- WHAT YOU HAVE TO DO
The pictures get dropped, while every remaining part of the listing is copied exactly.

- DATASET CONTENT
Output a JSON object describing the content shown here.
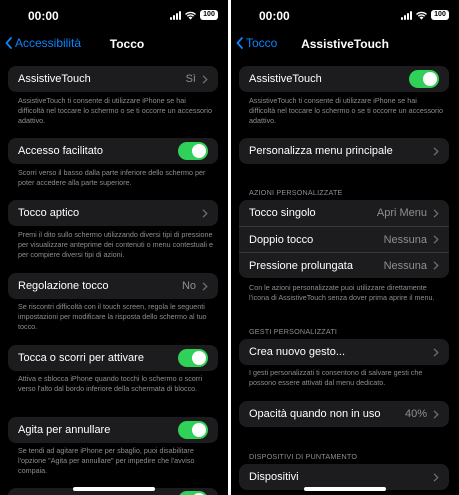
{
  "left": {
    "status": {
      "time": "00:00",
      "battery": "100"
    },
    "nav": {
      "back_label": "Accessibilità",
      "title": "Tocco"
    },
    "rows": {
      "assistivetouch": {
        "label": "AssistiveTouch",
        "value": "Sì"
      },
      "accesso": {
        "label": "Accesso facilitato"
      },
      "aptico": {
        "label": "Tocco aptico"
      },
      "regolazione": {
        "label": "Regolazione tocco",
        "value": "No"
      },
      "tocca_scorri": {
        "label": "Tocca o scorri per attivare"
      },
      "agita": {
        "label": "Agita per annullare"
      }
    },
    "notes": {
      "assistivetouch": "AssistiveTouch ti consente di utilizzare iPhone se hai difficoltà nel toccare lo schermo o se ti occorre un accessorio adattivo.",
      "accesso": "Scorri verso il basso dalla parte inferiore dello schermo per poter accedere alla parte superiore.",
      "aptico": "Premi il dito sullo schermo utilizzando diversi tipi di pressione per visualizzare anteprime dei contenuti o menu contestuali e per compiere diversi tipi di azioni.",
      "regolazione": "Se riscontri difficoltà con il touch screen, regola le seguenti impostazioni per modificare la risposta dello schermo al tuo tocco.",
      "tocca_scorri": "Attiva e sblocca iPhone quando tocchi lo schermo o scorri verso l'alto dal bordo inferiore della schermata di blocco.",
      "agita": "Se tendi ad agitare iPhone per sbaglio, puoi disabilitare l'opzione \"Agita per annullare\" per impedire che l'avviso compaia."
    }
  },
  "right": {
    "status": {
      "time": "00:00",
      "battery": "100"
    },
    "nav": {
      "back_label": "Tocco",
      "title": "AssistiveTouch"
    },
    "rows": {
      "assistivetouch": {
        "label": "AssistiveTouch"
      },
      "personalizza": {
        "label": "Personalizza menu principale"
      },
      "tocco_singolo": {
        "label": "Tocco singolo",
        "value": "Apri Menu"
      },
      "doppio_tocco": {
        "label": "Doppio tocco",
        "value": "Nessuna"
      },
      "pressione": {
        "label": "Pressione prolungata",
        "value": "Nessuna"
      },
      "crea_gesto": {
        "label": "Crea nuovo gesto..."
      },
      "opacita": {
        "label": "Opacità quando non in uso",
        "value": "40%"
      },
      "dispositivi": {
        "label": "Dispositivi"
      }
    },
    "sections": {
      "azioni": "AZIONI PERSONALIZZATE",
      "gesti": "GESTI PERSONALIZZATI",
      "puntamento": "DISPOSITIVI DI PUNTAMENTO"
    },
    "notes": {
      "assistivetouch": "AssistiveTouch ti consente di utilizzare iPhone se hai difficoltà nel toccare lo schermo o se ti occorre un accessorio adattivo.",
      "azioni": "Con le azioni personalizzate puoi utilizzare direttamente l'icona di AssistiveTouch senza dover prima aprire il menu.",
      "gesti": "I gesti personalizzati ti consentono di salvare gesti che possono essere attivati dal menu dedicato."
    }
  },
  "colors": {
    "accent": "#0a84ff",
    "toggle_on": "#30d158",
    "cell_bg": "#1c1c1e",
    "secondary_text": "#8e8e93"
  }
}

- ANSWER SPACE
Output a JSON object describing the content shown here.
{
  "left": {
    "status": {
      "time": "00:00",
      "battery": "100"
    },
    "nav": {
      "back_label": "Accessibilità",
      "title": "Tocco"
    },
    "rows": {
      "assistivetouch": {
        "label": "AssistiveTouch",
        "value": "Sì"
      },
      "accesso": {
        "label": "Accesso facilitato"
      },
      "aptico": {
        "label": "Tocco aptico"
      },
      "regolazione": {
        "label": "Regolazione tocco",
        "value": "No"
      },
      "tocca_scorri": {
        "label": "Tocca o scorri per attivare"
      },
      "agita": {
        "label": "Agita per annullare"
      }
    },
    "notes": {
      "assistivetouch": "AssistiveTouch ti consente di utilizzare iPhone se hai difficoltà nel toccare lo schermo o se ti occorre un accessorio adattivo.",
      "accesso": "Scorri verso il basso dalla parte inferiore dello schermo per poter accedere alla parte superiore.",
      "aptico": "Premi il dito sullo schermo utilizzando diversi tipi di pressione per visualizzare anteprime dei contenuti o menu contestuali e per compiere diversi tipi di azioni.",
      "regolazione": "Se riscontri difficoltà con il touch screen, regola le seguenti impostazioni per modificare la risposta dello schermo al tuo tocco.",
      "tocca_scorri": "Attiva e sblocca iPhone quando tocchi lo schermo o scorri verso l'alto dal bordo inferiore della schermata di blocco.",
      "agita": "Se tendi ad agitare iPhone per sbaglio, puoi disabilitare l'opzione \"Agita per annullare\" per impedire che l'avviso compaia."
    }
  },
  "right": {
    "status": {
      "time": "00:00",
      "battery": "100"
    },
    "nav": {
      "back_label": "Tocco",
      "title": "AssistiveTouch"
    },
    "rows": {
      "assistivetouch": {
        "label": "AssistiveTouch"
      },
      "personalizza": {
        "label": "Personalizza menu principale"
      },
      "tocco_singolo": {
        "label": "Tocco singolo",
        "value": "Apri Menu"
      },
      "doppio_tocco": {
        "label": "Doppio tocco",
        "value": "Nessuna"
      },
      "pressione": {
        "label": "Pressione prolungata",
        "value": "Nessuna"
      },
      "crea_gesto": {
        "label": "Crea nuovo gesto..."
      },
      "opacita": {
        "label": "Opacità quando non in uso",
        "value": "40%"
      },
      "dispositivi": {
        "label": "Dispositivi"
      }
    },
    "sections": {
      "azioni": "AZIONI PERSONALIZZATE",
      "gesti": "GESTI PERSONALIZZATI",
      "puntamento": "DISPOSITIVI DI PUNTAMENTO"
    },
    "notes": {
      "assistivetouch": "AssistiveTouch ti consente di utilizzare iPhone se hai difficoltà nel toccare lo schermo o se ti occorre un accessorio adattivo.",
      "azioni": "Con le azioni personalizzate puoi utilizzare direttamente l'icona di AssistiveTouch senza dover prima aprire il menu.",
      "gesti": "I gesti personalizzati ti consentono di salvare gesti che possono essere attivati dal menu dedicato."
    }
  },
  "colors": {
    "accent": "#0a84ff",
    "toggle_on": "#30d158",
    "cell_bg": "#1c1c1e",
    "secondary_text": "#8e8e93"
  }
}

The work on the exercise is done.